• [Stored data entries]:
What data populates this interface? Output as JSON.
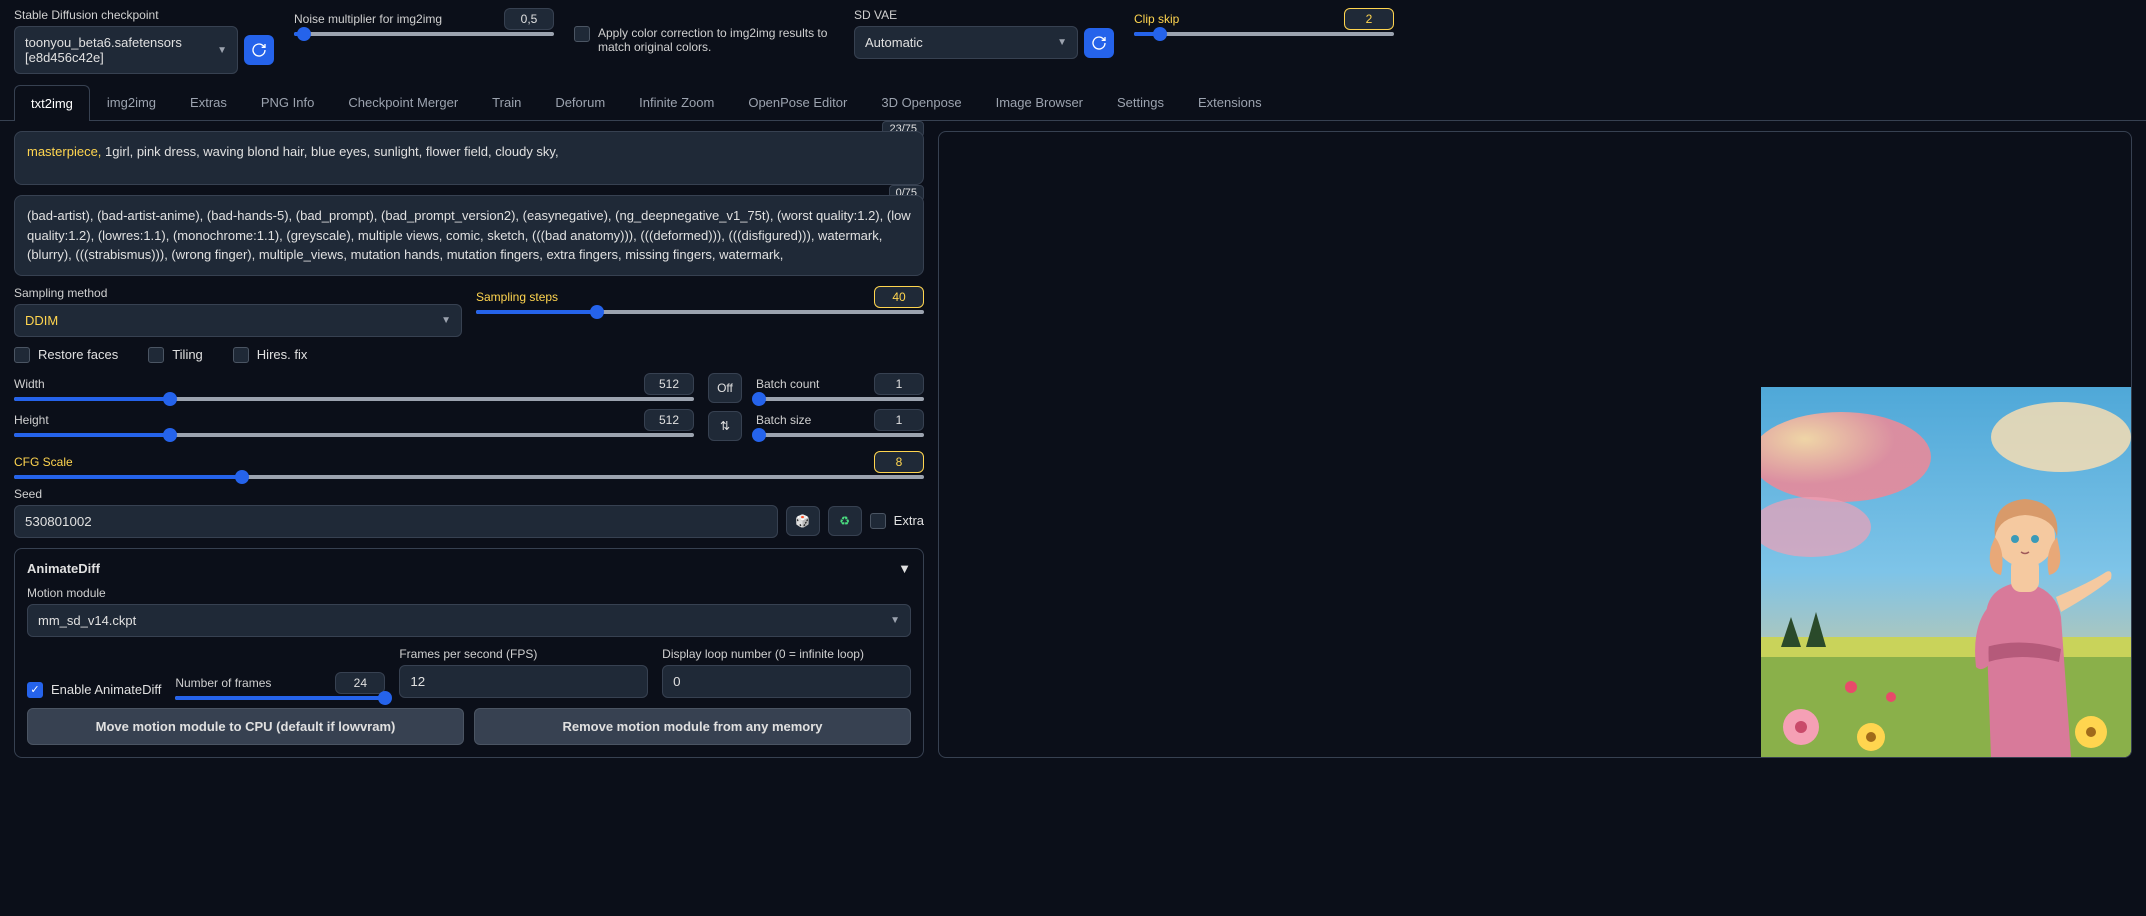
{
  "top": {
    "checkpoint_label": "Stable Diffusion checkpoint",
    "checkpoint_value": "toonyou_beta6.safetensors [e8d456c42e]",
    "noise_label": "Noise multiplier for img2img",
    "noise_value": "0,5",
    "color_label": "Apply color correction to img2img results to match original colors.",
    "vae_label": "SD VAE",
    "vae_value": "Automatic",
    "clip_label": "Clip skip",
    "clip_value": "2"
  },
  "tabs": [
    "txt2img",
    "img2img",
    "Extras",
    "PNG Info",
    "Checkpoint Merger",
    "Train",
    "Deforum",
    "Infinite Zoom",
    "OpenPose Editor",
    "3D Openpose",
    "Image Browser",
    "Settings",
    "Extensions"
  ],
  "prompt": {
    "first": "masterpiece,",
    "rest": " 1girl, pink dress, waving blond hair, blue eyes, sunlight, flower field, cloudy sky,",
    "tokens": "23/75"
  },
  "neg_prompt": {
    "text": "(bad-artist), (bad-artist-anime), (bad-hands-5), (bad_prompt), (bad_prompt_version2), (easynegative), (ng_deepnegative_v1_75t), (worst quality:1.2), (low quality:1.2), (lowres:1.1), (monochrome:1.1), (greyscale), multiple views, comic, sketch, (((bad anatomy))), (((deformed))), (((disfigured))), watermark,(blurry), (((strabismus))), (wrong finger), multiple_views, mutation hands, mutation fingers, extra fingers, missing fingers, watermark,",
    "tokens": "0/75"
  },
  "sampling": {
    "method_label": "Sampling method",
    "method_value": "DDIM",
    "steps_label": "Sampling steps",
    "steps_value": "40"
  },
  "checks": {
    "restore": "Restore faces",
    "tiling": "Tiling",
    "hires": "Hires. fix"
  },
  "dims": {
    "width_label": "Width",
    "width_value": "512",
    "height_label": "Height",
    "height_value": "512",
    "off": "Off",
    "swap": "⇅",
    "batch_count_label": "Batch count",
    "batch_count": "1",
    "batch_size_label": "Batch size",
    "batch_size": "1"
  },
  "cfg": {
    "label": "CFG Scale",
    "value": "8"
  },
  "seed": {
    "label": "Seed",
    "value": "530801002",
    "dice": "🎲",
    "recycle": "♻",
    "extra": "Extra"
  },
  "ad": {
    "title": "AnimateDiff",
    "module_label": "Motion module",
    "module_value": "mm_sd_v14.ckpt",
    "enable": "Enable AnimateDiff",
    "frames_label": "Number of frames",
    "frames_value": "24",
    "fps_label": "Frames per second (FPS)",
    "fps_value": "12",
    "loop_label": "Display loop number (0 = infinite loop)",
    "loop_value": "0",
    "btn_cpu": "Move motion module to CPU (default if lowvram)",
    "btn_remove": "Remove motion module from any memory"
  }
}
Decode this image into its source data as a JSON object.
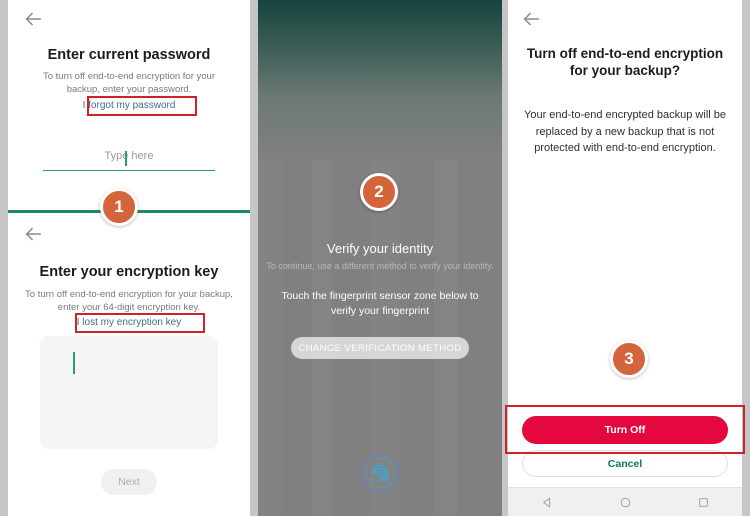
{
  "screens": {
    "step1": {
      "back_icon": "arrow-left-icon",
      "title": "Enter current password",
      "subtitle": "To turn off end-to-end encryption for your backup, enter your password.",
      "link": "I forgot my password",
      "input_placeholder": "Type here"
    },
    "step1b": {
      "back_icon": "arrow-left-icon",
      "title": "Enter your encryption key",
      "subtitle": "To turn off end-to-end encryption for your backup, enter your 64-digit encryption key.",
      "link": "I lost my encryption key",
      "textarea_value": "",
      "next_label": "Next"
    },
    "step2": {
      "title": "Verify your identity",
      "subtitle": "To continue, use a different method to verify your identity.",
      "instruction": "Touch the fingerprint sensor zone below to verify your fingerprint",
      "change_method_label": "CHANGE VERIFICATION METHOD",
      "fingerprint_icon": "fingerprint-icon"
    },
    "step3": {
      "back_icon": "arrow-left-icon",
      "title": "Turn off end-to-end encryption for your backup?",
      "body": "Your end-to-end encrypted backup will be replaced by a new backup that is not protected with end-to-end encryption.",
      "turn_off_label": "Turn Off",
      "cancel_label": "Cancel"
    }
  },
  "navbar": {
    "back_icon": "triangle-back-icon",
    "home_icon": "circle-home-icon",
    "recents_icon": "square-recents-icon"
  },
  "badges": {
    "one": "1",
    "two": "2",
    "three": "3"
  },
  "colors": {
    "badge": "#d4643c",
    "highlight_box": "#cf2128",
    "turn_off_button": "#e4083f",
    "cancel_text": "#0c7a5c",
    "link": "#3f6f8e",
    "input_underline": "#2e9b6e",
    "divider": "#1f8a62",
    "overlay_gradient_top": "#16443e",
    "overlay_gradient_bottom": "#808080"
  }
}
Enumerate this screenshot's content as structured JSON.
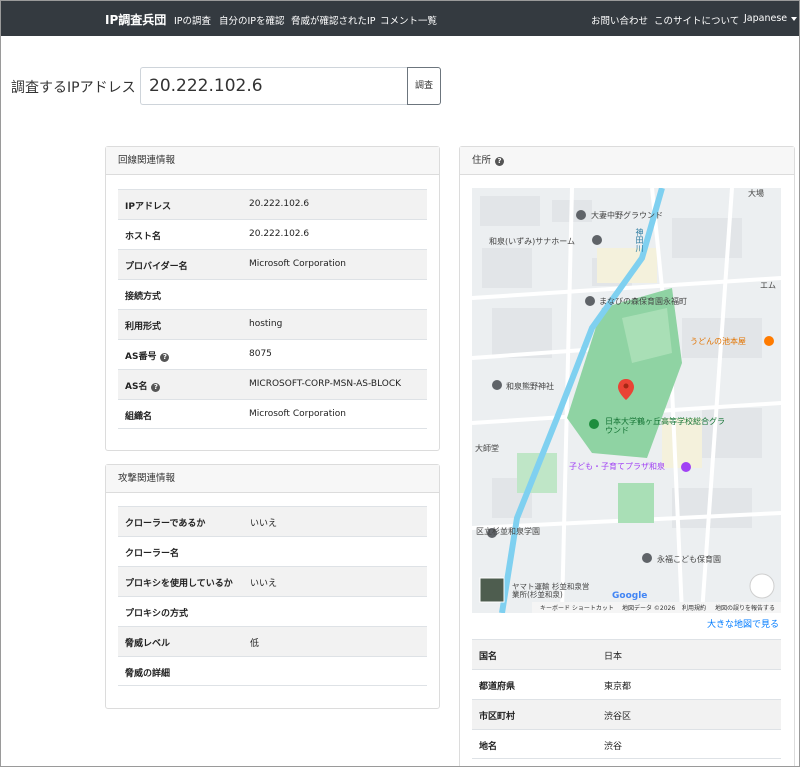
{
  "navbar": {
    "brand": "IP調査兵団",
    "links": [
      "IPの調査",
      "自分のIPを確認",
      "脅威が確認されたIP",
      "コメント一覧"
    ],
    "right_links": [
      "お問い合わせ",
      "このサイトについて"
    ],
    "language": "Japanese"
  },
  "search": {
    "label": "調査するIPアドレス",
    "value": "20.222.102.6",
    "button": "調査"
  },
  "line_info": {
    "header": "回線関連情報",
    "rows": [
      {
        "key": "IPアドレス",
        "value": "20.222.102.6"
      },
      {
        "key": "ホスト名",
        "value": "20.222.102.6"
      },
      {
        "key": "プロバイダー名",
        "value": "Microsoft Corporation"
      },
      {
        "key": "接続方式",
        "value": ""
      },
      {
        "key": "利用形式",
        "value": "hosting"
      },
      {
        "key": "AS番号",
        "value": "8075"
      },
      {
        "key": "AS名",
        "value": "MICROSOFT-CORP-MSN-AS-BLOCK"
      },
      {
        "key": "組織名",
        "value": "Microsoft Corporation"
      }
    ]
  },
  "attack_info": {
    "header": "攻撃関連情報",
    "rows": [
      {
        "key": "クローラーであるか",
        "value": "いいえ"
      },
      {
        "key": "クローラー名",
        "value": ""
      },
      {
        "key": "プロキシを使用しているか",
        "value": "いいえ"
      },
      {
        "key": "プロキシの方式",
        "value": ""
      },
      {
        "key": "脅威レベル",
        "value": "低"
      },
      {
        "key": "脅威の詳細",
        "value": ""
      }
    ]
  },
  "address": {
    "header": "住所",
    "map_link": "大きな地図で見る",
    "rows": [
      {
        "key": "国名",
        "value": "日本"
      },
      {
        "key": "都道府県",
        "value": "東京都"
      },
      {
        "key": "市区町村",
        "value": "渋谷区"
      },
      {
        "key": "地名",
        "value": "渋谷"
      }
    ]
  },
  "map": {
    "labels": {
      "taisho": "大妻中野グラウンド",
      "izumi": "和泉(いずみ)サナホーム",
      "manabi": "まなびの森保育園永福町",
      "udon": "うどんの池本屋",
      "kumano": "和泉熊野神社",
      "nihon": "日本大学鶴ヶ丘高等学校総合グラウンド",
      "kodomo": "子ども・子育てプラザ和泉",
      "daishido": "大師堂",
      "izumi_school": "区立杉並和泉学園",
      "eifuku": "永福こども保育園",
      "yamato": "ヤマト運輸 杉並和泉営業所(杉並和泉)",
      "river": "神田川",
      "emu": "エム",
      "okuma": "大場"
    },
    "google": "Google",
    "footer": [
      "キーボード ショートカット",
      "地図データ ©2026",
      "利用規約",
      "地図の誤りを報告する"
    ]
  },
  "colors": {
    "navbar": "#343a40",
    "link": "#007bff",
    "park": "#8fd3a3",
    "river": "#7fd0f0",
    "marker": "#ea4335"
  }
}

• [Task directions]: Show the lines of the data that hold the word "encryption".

• [Task solution]:
      "subtitle": "To turn off end-to-end encryption for your backup, enter your password.",
      "title": "Enter your encryption key",
      "subtitle": "To turn off end-to-end encryption for your backup, enter your 64-digit encryption key.",
      "link": "I lost my encryption key",
      "title": "Turn off end-to-end encryption for your backup?",
      "body": "Your end-to-end encrypted backup will be replaced by a new backup that is not protected with end-to-end encryption.",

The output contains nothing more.